Moving forward, as we reflect on the intersections of art, literature, and political upheaval, it is clear that Romanticism’s legacy will persist beyond the struggles for independence. Its echoes can still be heard in contemporary expressions of national pride, resistance, and the ongoing quest for autonomy in diverse global contexts.

In essence, the lasting significance of Romanticism in independence movements serves as a testament to the power of artistic and cultural movements in shaping the trajectory of countries and civilizations. Its ability to evoke emotion, inspire action, and foster unity underscores its enduring relevance in the ongoing narrative of humanity’s quest for self-determination and freedom.

Romantic music played a pivotal role in stirring emotions and fostering unity within independence movements. Folk songs and national anthems became powerful symbols of resistance, fueling the spirit of rebellion. The melodies carried narratives of heroism and defiance, echoing the yearning for freedom.

Moreover, music served as a binding force, transcending barriers of language and culture. Through communal singing and shared musical experiences, revolutionaries found a collective voice that transcended individual struggles. This harmonious convergence of melodies resonated deeply, instilling a sense of solidarity and purpose among freedom fighters.

Furthermore, the use of music in revolutionary discourse was strategic, employing symbolism and imagery to galvanize support and inspire action. By infusing romantic ideals of sacrifice and valor into lyrical compositions, musicians and poets amplified the revolutionary fervor, shaping the ethos of the independence movements. The melodies became anthems of hope and resilience, rallying the masses towards a common cause.

In closing, the enduring resonance of Romanticism in the Latin American wars of independence is unmistakable. Its fusion of artistic expression with revolutionary fervor ignited a spirit of resistance that transcended borders, shaping the very essence of national identity in the post-independence era.
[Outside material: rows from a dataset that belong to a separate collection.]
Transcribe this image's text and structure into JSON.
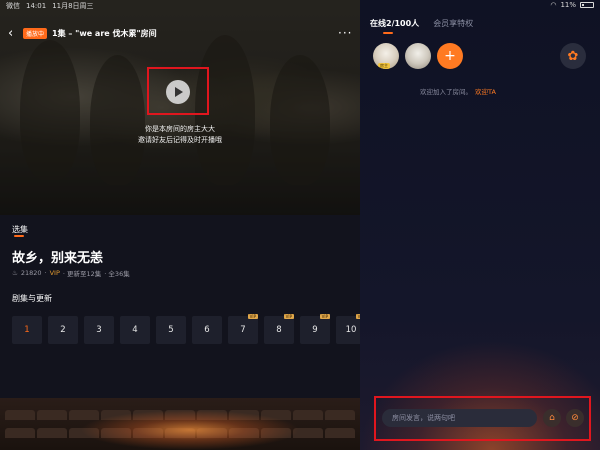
{
  "status_bar": {
    "app": "微信",
    "time": "14:01",
    "date": "11月8日周三",
    "battery": "11%"
  },
  "video": {
    "tag": "播放中",
    "title": "1集 – \"we are 伐木累\"房间",
    "host_line1": "你是本房间的房主大大",
    "host_line2": "邀请好友后记得及时开播哦"
  },
  "info": {
    "episodes_tab": "选集",
    "show_title": "故乡，别来无恙",
    "heat": "21820",
    "vip": "VIP",
    "update": "· 更新至12集",
    "total": "· 全36集",
    "section_title": "剧集与更新"
  },
  "episodes": [
    {
      "num": "1",
      "vip": false,
      "active": true
    },
    {
      "num": "2",
      "vip": false,
      "active": false
    },
    {
      "num": "3",
      "vip": false,
      "active": false
    },
    {
      "num": "4",
      "vip": false,
      "active": false
    },
    {
      "num": "5",
      "vip": false,
      "active": false
    },
    {
      "num": "6",
      "vip": false,
      "active": false
    },
    {
      "num": "7",
      "vip": true,
      "active": false
    },
    {
      "num": "8",
      "vip": true,
      "active": false
    },
    {
      "num": "9",
      "vip": true,
      "active": false
    },
    {
      "num": "10",
      "vip": true,
      "active": false
    }
  ],
  "vip_badge": "VIP",
  "room": {
    "tab_online": "在线2/100人",
    "tab_privileges": "会员享特权",
    "host_badge": "房主",
    "add_icon": "plus-icon",
    "settings_icon": "gear-icon",
    "welcome_text": "欢迎加入了房间。",
    "welcome_cta": "欢迎TA"
  },
  "chat": {
    "placeholder": "房间发言，说两句吧",
    "gift_icon": "gift-icon",
    "mic_icon": "mic-off-icon"
  },
  "colors": {
    "accent": "#ff6a1a",
    "highlight_box": "#e0161e",
    "background": "#0d0f1c"
  }
}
As we reflect on the role of Romanticism in independence movements, we are reminded of its timeless allure – the power of poetry, music, and art to galvanize movements for freedom and self-determination. The legacy of Romantic ideals continues to echo through the annals of history, a testament to the indelible mark it has left on the fabric of our collective consciousness.